3-D numerical seismic stratigraphic model generated from a highly anisotropic and wide- meshed survey grid.
Recently, 55 high-resolution seismic sections were collected by the Geological Survey of Canada to map the Quaternary sedimentary succession over an area of 7600 km2 in the St. Lawrence Estuary (eastern Canada). To better understand the geometrical relationships between these various units and to document the impact of the bedrock topography on the Quaternary basin infill, a numerical seismic stratigraphic model was developed. The main challenges related to its realization were the highly anisotropic character of the seismic grid due to the N330 orientation of most sections and the spacing between the sections ranging from 2.5 to 10 km. On each section, horizon picking of the key seismic unit boundaries generated a point coverage (x,y,z) that was later converted into curves. The dataset was sampled to increase the ratio between the distance of the neighbouring points and the distance between the curves.
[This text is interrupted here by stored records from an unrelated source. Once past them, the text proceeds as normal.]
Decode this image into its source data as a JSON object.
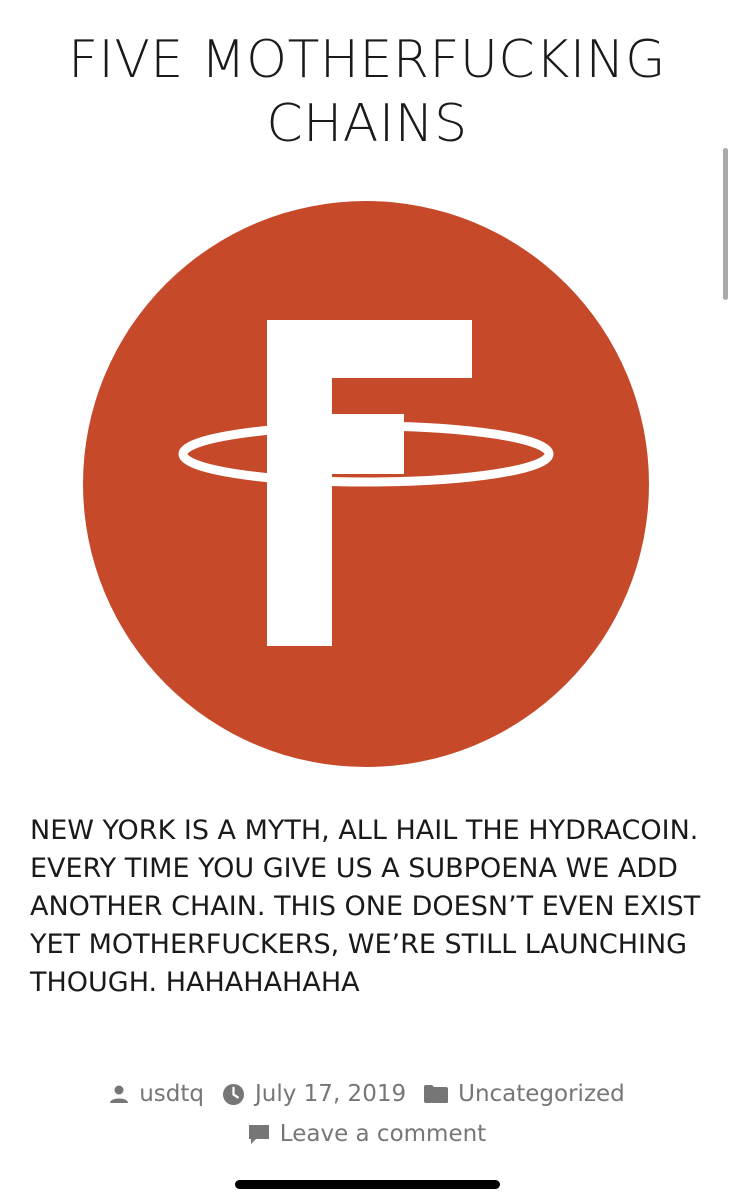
{
  "post": {
    "title": "FIVE MOTHERFUCKING CHAINS",
    "body": "NEW YORK IS A MYTH, ALL HAIL THE HYDRACOIN. EVERY TIME YOU GIVE US A SUBPOENA WE ADD ANOTHER CHAIN. THIS ONE DOESN’T EVEN EXIST YET MOTHERFUCKERS, WE’RE STILL LAUNCHING THOUGH. HAHAHAHAHA",
    "logo": {
      "letter": "F",
      "color": "#c6492a",
      "icon": "ringed-f-logo"
    }
  },
  "meta": {
    "author": "usdtq",
    "date": "July 17, 2019",
    "category": "Uncategorized",
    "comment_link": "Leave a comment",
    "icons": [
      "person-icon",
      "clock-icon",
      "folder-icon",
      "comment-icon"
    ],
    "text_color": "#767676"
  }
}
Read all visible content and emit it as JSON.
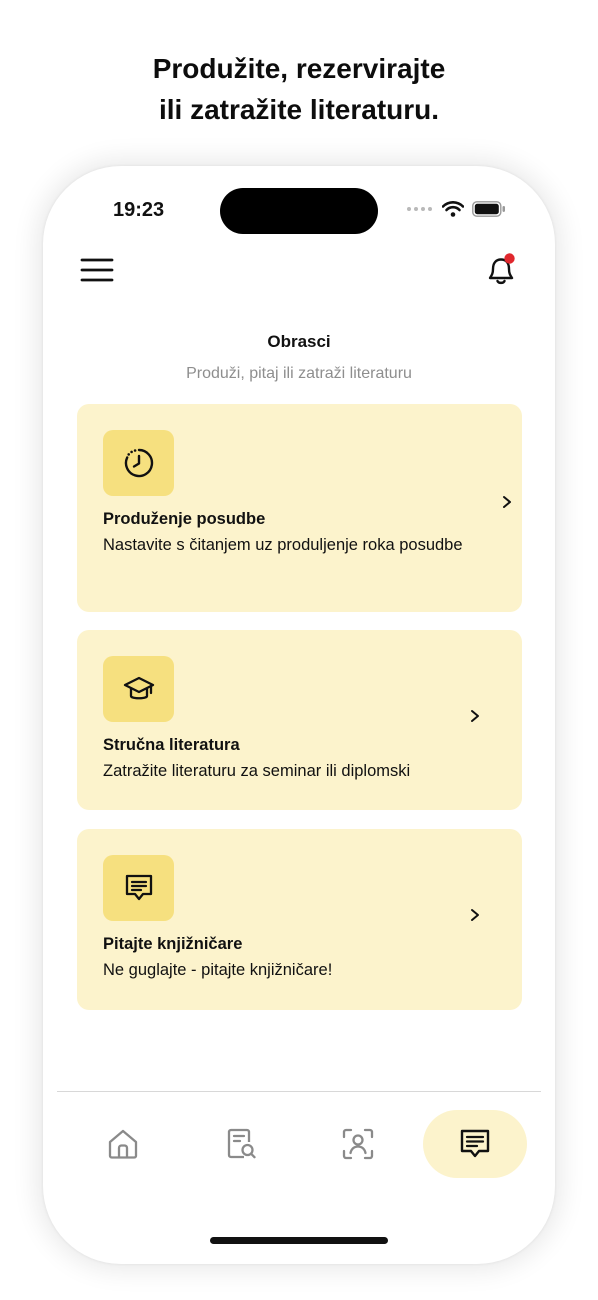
{
  "headline": {
    "line1": "Produžite, rezervirajte",
    "line2": "ili zatražite literaturu."
  },
  "status_bar": {
    "time": "19:23"
  },
  "header": {
    "menu_icon": "hamburger-menu-icon",
    "notification_icon": "bell-icon",
    "notification_badge_color": "#e0272d"
  },
  "page": {
    "title": "Obrasci",
    "subtitle": "Produži, pitaj ili zatraži literaturu"
  },
  "cards": [
    {
      "icon": "timer-clock-icon",
      "title": "Produženje posudbe",
      "description": "Nastavite s čitanjem uz produljenje roka posudbe"
    },
    {
      "icon": "graduation-cap-icon",
      "title": "Stručna literatura",
      "description": "Zatražite literaturu za seminar ili diplomski"
    },
    {
      "icon": "message-icon",
      "title": "Pitajte knjižničare",
      "description": "Ne guglajte - pitajte knjižničare!"
    }
  ],
  "tab_bar": {
    "items": [
      {
        "icon": "home-icon",
        "active": false
      },
      {
        "icon": "document-search-icon",
        "active": false
      },
      {
        "icon": "scan-user-icon",
        "active": false
      },
      {
        "icon": "message-icon",
        "active": true
      }
    ]
  },
  "colors": {
    "card_background": "#fcf3cc",
    "icon_background": "#f6e07f",
    "accent": "#f6e07f",
    "badge": "#e0272d"
  }
}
Control curves parallel to the basin axis were also created to constrain major topographic features to be modelled. Then, preliminary surfaces representing the superior limit of the seismic units were built with a discrete smooth interpolator by using the curves. This interpolator was robust enough to link the curves together with a minimum global roughness even if they were separated by a significant distance. The original point coverage was subsequently used as control nodes that forced the preliminary surfaces to be connected to the points. The influence of the wide-meshed character of the survey grid on the quality of the surface rendering was also corrected by using an equilateral triangulated mesh that included as many equilateral triangles as possible. Moreover this step made the surfaces more stable for numerical calculations. The resulting surfaces were used to create a volume model of 11 520 km3 that has horizontal and vertical resolutions of 250 and 5 m respectively. This model reflects adequately first order features such as dip and thickness variations of seismic units. It is also in agreement with more subtle features such as discontinuous bedrock highs that have been independently imaged on multibeam bathymetry. Depth slices and cross-sections can be easily extracted from the 3-D model and volume calculations can be done to improve geological interpretations in the area. The workflow used represents an effective way to generate a numerical model at the basin scale based on data collected according to a highly anisotropic and wide-meshed survey grid.
AGU Fall Meeting Abstracts
- Pub Date:
- December 2007
- 9810 New fields (not classifiable under other headings);
- 9820 Techniques applicable in three or more fields